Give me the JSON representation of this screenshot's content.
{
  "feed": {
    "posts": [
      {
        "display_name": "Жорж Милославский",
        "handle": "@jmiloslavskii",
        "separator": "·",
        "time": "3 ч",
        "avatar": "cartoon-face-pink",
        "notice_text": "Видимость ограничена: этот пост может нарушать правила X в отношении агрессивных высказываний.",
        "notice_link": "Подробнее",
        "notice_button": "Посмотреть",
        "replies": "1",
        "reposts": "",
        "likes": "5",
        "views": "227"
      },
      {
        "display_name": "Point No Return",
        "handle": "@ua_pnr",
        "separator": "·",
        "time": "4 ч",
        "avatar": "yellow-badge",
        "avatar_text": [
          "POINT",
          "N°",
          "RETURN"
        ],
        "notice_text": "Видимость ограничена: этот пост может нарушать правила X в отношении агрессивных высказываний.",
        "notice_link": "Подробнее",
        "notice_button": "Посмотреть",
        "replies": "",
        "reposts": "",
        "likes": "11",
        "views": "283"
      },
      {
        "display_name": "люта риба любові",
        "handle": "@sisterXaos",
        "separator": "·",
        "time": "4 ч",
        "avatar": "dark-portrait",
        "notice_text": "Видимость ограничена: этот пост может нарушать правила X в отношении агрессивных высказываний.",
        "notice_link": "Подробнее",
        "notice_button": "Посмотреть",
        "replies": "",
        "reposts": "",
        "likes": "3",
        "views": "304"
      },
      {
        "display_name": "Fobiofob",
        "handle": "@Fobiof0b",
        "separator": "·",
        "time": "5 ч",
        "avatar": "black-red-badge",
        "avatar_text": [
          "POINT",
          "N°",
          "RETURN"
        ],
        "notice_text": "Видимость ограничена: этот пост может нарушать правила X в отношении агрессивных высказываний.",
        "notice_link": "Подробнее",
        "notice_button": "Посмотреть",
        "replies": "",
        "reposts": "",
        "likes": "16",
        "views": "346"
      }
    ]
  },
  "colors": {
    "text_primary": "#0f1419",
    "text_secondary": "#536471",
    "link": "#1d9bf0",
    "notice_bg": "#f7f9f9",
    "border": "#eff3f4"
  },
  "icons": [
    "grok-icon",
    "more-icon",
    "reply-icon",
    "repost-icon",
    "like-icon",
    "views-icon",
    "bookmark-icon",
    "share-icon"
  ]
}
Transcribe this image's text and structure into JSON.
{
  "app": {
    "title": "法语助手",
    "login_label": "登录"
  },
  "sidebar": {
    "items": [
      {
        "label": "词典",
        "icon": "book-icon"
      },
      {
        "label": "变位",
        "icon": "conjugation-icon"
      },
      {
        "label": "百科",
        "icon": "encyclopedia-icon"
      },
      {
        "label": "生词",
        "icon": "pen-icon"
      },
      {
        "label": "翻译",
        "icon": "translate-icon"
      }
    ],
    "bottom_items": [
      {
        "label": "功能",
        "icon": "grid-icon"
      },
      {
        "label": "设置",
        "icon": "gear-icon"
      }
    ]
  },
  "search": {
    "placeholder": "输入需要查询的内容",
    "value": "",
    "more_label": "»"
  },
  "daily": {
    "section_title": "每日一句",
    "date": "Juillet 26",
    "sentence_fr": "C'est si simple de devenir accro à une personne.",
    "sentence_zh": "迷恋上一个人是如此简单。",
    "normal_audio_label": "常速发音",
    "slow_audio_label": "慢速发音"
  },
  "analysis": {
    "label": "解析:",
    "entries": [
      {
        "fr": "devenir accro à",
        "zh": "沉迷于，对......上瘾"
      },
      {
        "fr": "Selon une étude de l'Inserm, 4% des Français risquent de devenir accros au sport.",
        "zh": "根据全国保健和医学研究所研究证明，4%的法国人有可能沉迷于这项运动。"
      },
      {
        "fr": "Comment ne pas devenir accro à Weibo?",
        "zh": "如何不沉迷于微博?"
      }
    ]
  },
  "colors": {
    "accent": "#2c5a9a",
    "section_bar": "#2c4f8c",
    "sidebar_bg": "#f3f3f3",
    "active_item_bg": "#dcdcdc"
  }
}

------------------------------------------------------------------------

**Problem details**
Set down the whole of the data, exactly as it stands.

**Response to this exercise**
Give me the JSON representation of this screenshot's content.
{
  "feed": {
    "posts": [
      {
        "display_name": "Жорж Милославский",
        "handle": "@jmiloslavskii",
        "separator": "·",
        "time": "3 ч",
        "avatar": "cartoon-face-pink",
        "notice_text": "Видимость ограничена: этот пост может нарушать правила X в отношении агрессивных высказываний.",
        "notice_link": "Подробнее",
        "notice_button": "Посмотреть",
        "replies": "1",
        "reposts": "",
        "likes": "5",
        "views": "227"
      },
      {
        "display_name": "Point No Return",
        "handle": "@ua_pnr",
        "separator": "·",
        "time": "4 ч",
        "avatar": "yellow-badge",
        "avatar_text": [
          "POINT",
          "N°",
          "RETURN"
        ],
        "notice_text": "Видимость ограничена: этот пост может нарушать правила X в отношении агрессивных высказываний.",
        "notice_link": "Подробнее",
        "notice_button": "Посмотреть",
        "replies": "",
        "reposts": "",
        "likes": "11",
        "views": "283"
      },
      {
        "display_name": "люта риба любові",
        "handle": "@sisterXaos",
        "separator": "·",
        "time": "4 ч",
        "avatar": "dark-portrait",
        "notice_text": "Видимость ограничена: этот пост может нарушать правила X в отношении агрессивных высказываний.",
        "notice_link": "Подробнее",
        "notice_button": "Посмотреть",
        "replies": "",
        "reposts": "",
        "likes": "3",
        "views": "304"
      },
      {
        "display_name": "Fobiofob",
        "handle": "@Fobiof0b",
        "separator": "·",
        "time": "5 ч",
        "avatar": "black-red-badge",
        "avatar_text": [
          "POINT",
          "N°",
          "RETURN"
        ],
        "notice_text": "Видимость ограничена: этот пост может нарушать правила X в отношении агрессивных высказываний.",
        "notice_link": "Подробнее",
        "notice_button": "Посмотреть",
        "replies": "",
        "reposts": "",
        "likes": "16",
        "views": "346"
      }
    ]
  },
  "colors": {
    "text_primary": "#0f1419",
    "text_secondary": "#536471",
    "link": "#1d9bf0",
    "notice_bg": "#f7f9f9",
    "border": "#eff3f4"
  },
  "icons": [
    "grok-icon",
    "more-icon",
    "reply-icon",
    "repost-icon",
    "like-icon",
    "views-icon",
    "bookmark-icon",
    "share-icon"
  ]
}
Transcribe this image's text and structure into JSON.
{
  "app": {
    "title": "法语助手",
    "login_label": "登录"
  },
  "sidebar": {
    "items": [
      {
        "label": "词典",
        "icon": "book-icon"
      },
      {
        "label": "变位",
        "icon": "conjugation-icon"
      },
      {
        "label": "百科",
        "icon": "encyclopedia-icon"
      },
      {
        "label": "生词",
        "icon": "pen-icon"
      },
      {
        "label": "翻译",
        "icon": "translate-icon"
      }
    ],
    "bottom_items": [
      {
        "label": "功能",
        "icon": "grid-icon"
      },
      {
        "label": "设置",
        "icon": "gear-icon"
      }
    ]
  },
  "search": {
    "placeholder": "输入需要查询的内容",
    "value": "",
    "more_label": "»"
  },
  "daily": {
    "section_title": "每日一句",
    "date": "Juillet 26",
    "sentence_fr": "C'est si simple de devenir accro à une personne.",
    "sentence_zh": "迷恋上一个人是如此简单。",
    "normal_audio_label": "常速发音",
    "slow_audio_label": "慢速发音"
  },
  "analysis": {
    "label": "解析:",
    "entries": [
      {
        "fr": "devenir accro à",
        "zh": "沉迷于，对......上瘾"
      },
      {
        "fr": "Selon une étude de l'Inserm, 4% des Français risquent de devenir accros au sport.",
        "zh": "根据全国保健和医学研究所研究证明，4%的法国人有可能沉迷于这项运动。"
      },
      {
        "fr": "Comment ne pas devenir accro à Weibo?",
        "zh": "如何不沉迷于微博?"
      }
    ]
  },
  "colors": {
    "accent": "#2c5a9a",
    "section_bar": "#2c4f8c",
    "sidebar_bg": "#f3f3f3",
    "active_item_bg": "#dcdcdc"
  }
}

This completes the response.